The Only Way?
Could you start this process in another area? Absolutely. Start exercising more, or reading more, or make a great budget for your family. Any habit that gets you to stop making excuses for overbooking your schedule or undervaluing your health and relationships is fantastic. But I’d be surprised if somewhere pretty early in the process you didn’t realize that you need to learn to cook. Just try starting any exercise plan or making any budget without people starting to yell at you about your diet and your groceries.
And why not cooking? Cooking is great. If you don’t cook now, it’s probably either because you think you’re bad at it or because you don’t think you can spend the time doing it. But let me tell you– it’s fun. It’s really satisfying. You feel proud and in control, and suddenly you’re the one with recipes to share in the lunch room.

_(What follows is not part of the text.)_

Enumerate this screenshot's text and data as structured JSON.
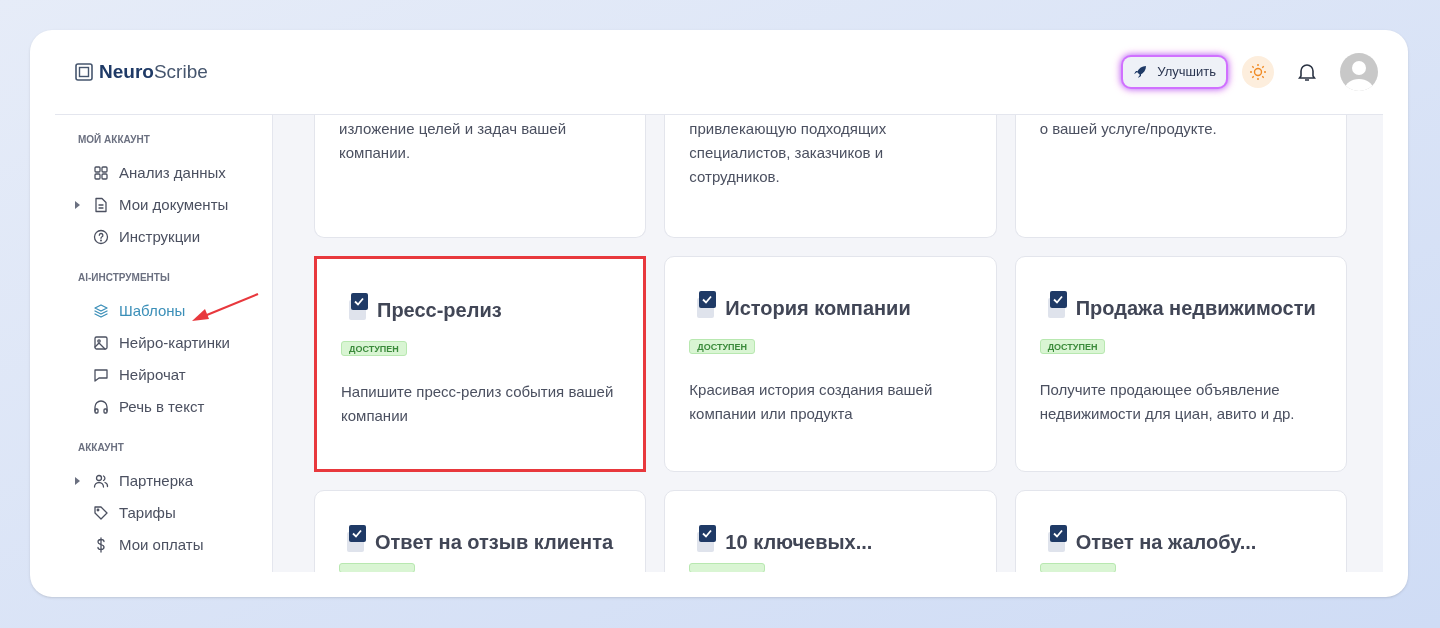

The point I was trying to make was that cooking can simplify your life. Again, not in a “I want to keep doing whatever I feel like and magically have more free time” way, but rather a “I’m in control of the way my time and my money are spent, and I enjoy the way I live” way. Almost nothing is better than a homemade meal with family or friends, and if even if your only goal is to make that happen a little more often, you’re off to a great start. Like I’ve said before, we could all use a little more of that in our lives.
So that’s what I have for you today. Go cook something. Just as a side note, all the recipes on this site were written with the idea of normal people with busy lives in mind. I don’t like recipes that take a lot of time for very little payoff, or cost a lot of money for no reason. I’m not saying you should only use my recipes, just saying this site might be a good place to start. I have plenty of other resources I can share if you’re interested, so just get in touch with me if you have specific needs.
Also, if you’d like more specific advice about how to make cooking work on your schedule, feel free to check out my article on cooking more on a tight schedule.
Thanks… see you next time, foodies!